Edwin M. Heath D’56 died Sept. 18, 2008, in Kernersville, N.C. He served in the Korean War prior to seminary and ordination as a United Methodist minister. He was pastor of congregations across the Western North Carolina Conference and retired in 1988. His wife, Ruth Heath, two sons, and two grandchildren survive him.

Charles E. Goodin D’59 died Nov. 8, 2008, in Phoenixville, Pa. He was a United Methodist minister who served parishes across the Western Pennsylvania Conference for several decades. He is survived by his wife, Alcinda "Cindy" Ann Murray Goodin, four daughters, and five grandchildren

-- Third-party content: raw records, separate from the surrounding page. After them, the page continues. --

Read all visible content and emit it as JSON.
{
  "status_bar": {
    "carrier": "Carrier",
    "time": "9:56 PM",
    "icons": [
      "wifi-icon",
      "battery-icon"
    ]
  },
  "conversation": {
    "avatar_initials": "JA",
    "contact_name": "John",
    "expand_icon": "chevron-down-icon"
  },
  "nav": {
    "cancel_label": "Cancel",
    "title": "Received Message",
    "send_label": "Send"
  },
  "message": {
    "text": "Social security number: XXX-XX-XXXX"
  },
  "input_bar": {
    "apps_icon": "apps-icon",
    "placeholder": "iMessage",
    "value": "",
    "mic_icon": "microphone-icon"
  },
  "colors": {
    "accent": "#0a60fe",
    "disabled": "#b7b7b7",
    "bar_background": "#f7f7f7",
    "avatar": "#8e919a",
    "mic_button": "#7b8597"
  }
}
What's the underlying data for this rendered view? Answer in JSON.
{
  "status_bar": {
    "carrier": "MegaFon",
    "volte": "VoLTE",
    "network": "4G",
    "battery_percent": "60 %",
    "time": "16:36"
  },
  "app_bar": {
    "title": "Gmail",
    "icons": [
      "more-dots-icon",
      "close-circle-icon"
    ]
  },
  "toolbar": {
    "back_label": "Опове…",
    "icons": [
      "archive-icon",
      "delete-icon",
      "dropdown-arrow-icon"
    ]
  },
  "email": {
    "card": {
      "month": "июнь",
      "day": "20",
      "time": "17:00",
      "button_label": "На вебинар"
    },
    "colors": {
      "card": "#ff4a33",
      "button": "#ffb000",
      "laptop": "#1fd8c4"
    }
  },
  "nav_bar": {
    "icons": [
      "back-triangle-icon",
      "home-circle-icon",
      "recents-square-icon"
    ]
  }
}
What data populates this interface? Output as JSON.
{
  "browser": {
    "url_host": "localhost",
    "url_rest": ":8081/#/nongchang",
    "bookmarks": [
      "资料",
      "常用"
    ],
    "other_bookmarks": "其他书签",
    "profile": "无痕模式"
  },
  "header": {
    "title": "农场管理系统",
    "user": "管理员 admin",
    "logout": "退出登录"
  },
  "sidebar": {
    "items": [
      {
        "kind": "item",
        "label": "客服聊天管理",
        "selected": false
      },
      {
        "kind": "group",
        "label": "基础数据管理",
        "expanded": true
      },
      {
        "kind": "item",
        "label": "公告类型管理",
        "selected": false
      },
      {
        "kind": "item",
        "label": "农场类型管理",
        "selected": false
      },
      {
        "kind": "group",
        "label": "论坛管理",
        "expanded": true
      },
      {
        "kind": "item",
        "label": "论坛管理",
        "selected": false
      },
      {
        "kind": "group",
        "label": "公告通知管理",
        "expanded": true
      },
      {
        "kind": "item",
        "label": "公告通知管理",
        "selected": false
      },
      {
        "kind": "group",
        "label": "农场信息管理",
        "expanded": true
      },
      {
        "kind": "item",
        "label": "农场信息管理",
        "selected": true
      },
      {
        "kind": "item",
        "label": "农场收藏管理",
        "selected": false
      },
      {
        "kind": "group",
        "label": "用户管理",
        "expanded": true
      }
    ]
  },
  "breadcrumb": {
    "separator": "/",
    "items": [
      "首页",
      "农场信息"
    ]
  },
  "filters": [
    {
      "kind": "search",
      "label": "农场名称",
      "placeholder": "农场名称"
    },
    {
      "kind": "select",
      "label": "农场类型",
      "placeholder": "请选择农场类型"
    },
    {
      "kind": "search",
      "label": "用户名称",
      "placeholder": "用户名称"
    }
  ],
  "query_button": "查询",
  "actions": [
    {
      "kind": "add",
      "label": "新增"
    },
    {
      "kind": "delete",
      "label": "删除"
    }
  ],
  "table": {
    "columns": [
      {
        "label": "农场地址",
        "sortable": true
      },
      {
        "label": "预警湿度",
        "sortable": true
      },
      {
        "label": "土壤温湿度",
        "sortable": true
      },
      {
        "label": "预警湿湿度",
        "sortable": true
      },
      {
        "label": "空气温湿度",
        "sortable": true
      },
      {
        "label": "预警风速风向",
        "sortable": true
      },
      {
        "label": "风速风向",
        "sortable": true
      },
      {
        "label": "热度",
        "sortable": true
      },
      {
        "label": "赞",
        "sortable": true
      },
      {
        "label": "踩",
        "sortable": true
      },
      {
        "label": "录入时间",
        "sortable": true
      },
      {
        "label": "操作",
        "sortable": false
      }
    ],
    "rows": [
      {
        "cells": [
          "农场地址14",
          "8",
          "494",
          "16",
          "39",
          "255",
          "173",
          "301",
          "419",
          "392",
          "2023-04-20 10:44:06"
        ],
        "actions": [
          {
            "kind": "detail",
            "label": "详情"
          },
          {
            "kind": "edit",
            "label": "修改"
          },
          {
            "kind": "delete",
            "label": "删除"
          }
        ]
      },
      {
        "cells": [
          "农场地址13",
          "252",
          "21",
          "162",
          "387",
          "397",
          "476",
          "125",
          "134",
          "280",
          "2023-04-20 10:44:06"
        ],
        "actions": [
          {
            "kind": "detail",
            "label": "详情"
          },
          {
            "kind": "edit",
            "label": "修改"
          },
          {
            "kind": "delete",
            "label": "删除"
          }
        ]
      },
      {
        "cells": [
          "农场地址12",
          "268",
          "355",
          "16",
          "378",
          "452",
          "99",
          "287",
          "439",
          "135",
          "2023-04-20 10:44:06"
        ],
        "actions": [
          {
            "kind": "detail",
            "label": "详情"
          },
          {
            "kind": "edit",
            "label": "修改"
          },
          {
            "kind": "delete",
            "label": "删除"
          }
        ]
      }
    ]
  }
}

Clingman C. Capps D’61 died Aug. 8, 2008, in Reidsville, N.C. He served as a United Methodist pastor in the North Carolina Conference of the United Methodist Church. His wife, Patricia Lewis Capps, and eight children/ stepchildren survive him.

Suzanne H. Manges D’66 died Oct.16, 2008, in Denver, Colo. A consultant and freelance writer, she worked for many years with Virginia Tech in Blacksburg, Va., prior to her move to Colorado.

Reece E. Cook Jr. D’68 died Oct. 24, 2008, in Mooresville, N.C. He was a United Methodist pastor who served parishes across the Western North Carolina Conference for more than 44 years. His wife, Elaine Willis Cook, four children, and five grandchildren survive him.

Elbert Johns D’69 died July 14, 2008, in Bloomington, Ind. Ordained as a United Methodist pastor, he served for several years as executive director for the Stanly County Mental Health Center in Albemarle, N.C. He co-founded the ArcLink, a nationwide resource for individuals with developmental disabilities and their families, and was involved with the ARC (formerly the Association for Retarded Citizens) on the local, state, and national levels while living in North Carolina and Indiana. Survivors include his wife, Christina M. Johns, two sons, two daughters, and nine grandchildren.

Susan Lutz Allred D’83 died Dec.10, 2008, in Durham, N.C. A hospital chaplain, Christian educator, and United Methodist pastor, she served parishes in the North Carolina Conference prior to her retirement in 2001. Susan was a mentor for women in ministry and an advocate for mission work. She is survived by two sons and four grandchildren.

Tracey Anne Adams D’08 died Dec. 13, 2008, in Richmond, Va. She was the director of church membership and development at Centenary United Methodist Church in Richmond. Prior to divinity school she had worked with the American Social Health Association in Research Triangle Park, N.C., and as a student she served as president of the Black Seminarians Union and worked closely with APPEAL and other programs in the Duke Institute on Care at the End of Life. Her parents and other family members survive her.

The Divinity School Community

Randolph R. Few T’43 died Oct. 14, 2008, in Durham, N.C. He was a real estate developer and lifelong United Methodist church leader, a member emeritus of the Divinity School Board of Visitors, Duke alumnus extraordinaire, and the son of William Preston Few, the president of Trinity College as it became Duke University. He is survived by his wife, Shirley Dana Few, three children, and eight grandchildren.

Erika Marx Richey died Oct. 16, 2008, in Durham, N.C. The daughter of German Moravian missionaries to Tibet and an educator who specialized in early childhood education, she had a lifelong commitment to Christian missions and human rights. Her late husband was professor McMurry S. Richey T’36, D’39, G'54, whom she supported throughout his many years of service on the Divinity School faculty. Her Moravian sugar cake was enjoyed by a couple of generations of his students. Three sons, including Russell E. Richey - former professor and academic dean at Duke Divinity School, four grandchildren, and six great-grandchildren survive her.